Uniform TitleForming fat identities
NameJaffe, Karen (author), Carr, Deborah (chair), Zerubavel, Eviatar (internal member), Horwitz, Allan (internal member), Worobey, John (outside member), Rutgers University, Graduate School - New Brunswick,
DescriptionUsing data from a large national sample and 40 in-depth qualitative interviews, I explore how fat identities are formed. To understand this process, I argue one must deconstruct it into both the tangible trait around which the identity is formed (overweight) and the social meaning this trait symbolizes (fat). I conceptualize a fat identity as learned, trying, and all encompassing. It is learned via exposure to messages about weight, trying because of the physical and social challenges being overweight poses, and all encompassing because it permeates all experiences. Based upon these three criteria, I argue that fat identities exist on a sliding continuum.
I found many factors to define the length of one's climb to the fat threshold. This threshold designates the point at which fatness becomes an integral part of one's self concept. Present and past physical weight helps determine one's initial placement on the continuum.

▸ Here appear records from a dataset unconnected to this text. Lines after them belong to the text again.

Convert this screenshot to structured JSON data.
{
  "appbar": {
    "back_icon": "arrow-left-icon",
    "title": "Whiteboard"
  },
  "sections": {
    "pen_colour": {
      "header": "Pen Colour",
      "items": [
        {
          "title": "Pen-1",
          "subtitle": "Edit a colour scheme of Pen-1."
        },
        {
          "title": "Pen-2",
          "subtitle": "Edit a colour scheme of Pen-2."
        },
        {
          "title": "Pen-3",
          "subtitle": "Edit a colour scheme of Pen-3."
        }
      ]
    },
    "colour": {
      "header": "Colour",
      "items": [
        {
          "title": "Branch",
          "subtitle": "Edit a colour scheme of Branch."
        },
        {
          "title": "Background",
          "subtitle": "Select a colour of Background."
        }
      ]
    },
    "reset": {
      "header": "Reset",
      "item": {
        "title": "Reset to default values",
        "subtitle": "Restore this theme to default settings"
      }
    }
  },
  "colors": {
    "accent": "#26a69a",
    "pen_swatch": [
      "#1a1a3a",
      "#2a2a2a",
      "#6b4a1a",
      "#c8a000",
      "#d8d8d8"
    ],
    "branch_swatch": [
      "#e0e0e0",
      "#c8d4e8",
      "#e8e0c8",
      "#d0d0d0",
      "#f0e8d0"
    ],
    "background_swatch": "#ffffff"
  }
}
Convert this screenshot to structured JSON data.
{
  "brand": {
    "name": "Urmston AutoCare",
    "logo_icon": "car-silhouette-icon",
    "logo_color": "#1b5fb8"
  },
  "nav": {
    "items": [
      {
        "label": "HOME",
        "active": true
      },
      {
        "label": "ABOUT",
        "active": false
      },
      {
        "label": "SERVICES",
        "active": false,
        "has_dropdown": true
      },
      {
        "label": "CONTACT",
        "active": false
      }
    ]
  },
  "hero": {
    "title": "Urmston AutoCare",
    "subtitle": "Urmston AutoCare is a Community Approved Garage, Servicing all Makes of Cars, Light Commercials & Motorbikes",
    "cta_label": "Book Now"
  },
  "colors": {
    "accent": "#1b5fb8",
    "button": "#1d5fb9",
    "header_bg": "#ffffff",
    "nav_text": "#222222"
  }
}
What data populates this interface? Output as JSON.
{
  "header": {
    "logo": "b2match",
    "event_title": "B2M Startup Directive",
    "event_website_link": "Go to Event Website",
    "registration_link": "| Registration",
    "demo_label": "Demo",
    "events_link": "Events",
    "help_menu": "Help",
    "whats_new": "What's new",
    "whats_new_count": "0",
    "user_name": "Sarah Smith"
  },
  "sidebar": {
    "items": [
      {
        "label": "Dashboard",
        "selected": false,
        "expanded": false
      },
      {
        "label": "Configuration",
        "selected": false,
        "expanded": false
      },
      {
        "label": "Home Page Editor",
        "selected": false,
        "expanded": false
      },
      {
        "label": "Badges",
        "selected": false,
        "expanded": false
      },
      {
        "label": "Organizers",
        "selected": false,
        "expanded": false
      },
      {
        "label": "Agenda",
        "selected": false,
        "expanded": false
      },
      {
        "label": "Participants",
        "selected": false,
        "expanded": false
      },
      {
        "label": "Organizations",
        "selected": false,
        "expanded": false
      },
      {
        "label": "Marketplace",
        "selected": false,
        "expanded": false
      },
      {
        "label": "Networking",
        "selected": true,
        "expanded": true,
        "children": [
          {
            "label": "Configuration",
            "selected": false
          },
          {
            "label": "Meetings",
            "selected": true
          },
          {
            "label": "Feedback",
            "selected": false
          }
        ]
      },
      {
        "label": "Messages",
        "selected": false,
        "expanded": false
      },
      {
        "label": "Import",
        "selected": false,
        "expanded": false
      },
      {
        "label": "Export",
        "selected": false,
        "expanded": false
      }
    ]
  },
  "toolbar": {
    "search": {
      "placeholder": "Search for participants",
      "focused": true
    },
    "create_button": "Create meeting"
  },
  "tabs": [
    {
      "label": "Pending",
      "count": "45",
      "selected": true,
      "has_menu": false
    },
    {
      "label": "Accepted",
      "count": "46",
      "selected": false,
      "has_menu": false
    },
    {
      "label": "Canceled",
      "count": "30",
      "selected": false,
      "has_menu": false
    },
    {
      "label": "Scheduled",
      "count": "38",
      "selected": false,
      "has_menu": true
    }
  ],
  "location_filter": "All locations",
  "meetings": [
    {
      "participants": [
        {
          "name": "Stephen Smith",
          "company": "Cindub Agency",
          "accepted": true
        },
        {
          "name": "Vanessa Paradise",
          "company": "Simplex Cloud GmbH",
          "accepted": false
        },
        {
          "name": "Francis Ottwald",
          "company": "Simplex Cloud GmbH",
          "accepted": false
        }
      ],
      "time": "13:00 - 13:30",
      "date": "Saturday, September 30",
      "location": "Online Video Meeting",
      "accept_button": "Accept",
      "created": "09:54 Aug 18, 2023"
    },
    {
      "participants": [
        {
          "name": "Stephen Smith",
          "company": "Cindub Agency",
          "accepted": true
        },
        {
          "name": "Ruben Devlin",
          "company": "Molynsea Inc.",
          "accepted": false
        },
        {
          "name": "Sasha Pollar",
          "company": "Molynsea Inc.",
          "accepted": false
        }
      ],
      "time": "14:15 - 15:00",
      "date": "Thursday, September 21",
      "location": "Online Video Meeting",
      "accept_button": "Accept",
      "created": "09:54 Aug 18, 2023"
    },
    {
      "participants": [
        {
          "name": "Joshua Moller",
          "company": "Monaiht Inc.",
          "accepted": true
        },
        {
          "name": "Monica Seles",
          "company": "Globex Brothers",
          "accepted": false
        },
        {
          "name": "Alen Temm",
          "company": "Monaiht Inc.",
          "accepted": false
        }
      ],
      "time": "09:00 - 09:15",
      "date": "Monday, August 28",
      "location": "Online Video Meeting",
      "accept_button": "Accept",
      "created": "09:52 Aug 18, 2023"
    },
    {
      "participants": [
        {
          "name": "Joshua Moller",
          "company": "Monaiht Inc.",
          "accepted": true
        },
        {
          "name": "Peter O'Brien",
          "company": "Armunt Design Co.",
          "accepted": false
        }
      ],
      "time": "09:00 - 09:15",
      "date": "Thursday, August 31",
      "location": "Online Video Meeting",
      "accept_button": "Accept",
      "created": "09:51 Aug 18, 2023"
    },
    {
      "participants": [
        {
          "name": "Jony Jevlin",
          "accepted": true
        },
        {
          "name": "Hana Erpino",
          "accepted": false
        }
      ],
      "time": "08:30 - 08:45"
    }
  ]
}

However, race and gender help to determine where on the continuum the threshold is placed.
Moreover, I found the physical and social changes that come with aging play an important role in one's slide up and down the fat continuum. Older people are more likely to be concerned about health conditions; younger people are more concerned about the visible and social aspects of being fat. Finally, although I did not find evidence to support my hypothesis that discrimination forms fat identities, I did find that experiencing discrimination strengthens fat identities.
I conclude by calling for future research that follows the model put forth here. By looking at identities as an interaction between a physical trait and a social identity, researchers will be better equipped to understand identity formation, and how to alleviate the hardships involved with possessing a stigmatized identity. I conclude with suggestions for educating the public about the health implications of obesity while decreasing the stigma surrounding fat. I suggest using culturally sensitive plans designed around the specific needs of the diverse demographic of which the United States is comprised.
NoteIncludes bibliographical references (p. 189-203).
CollectionGraduate School - New Brunswick Electronic Theses and Dissertations
Organization NameRutgers, The State University of New Jersey
RightsThe author owns the copyright to this work.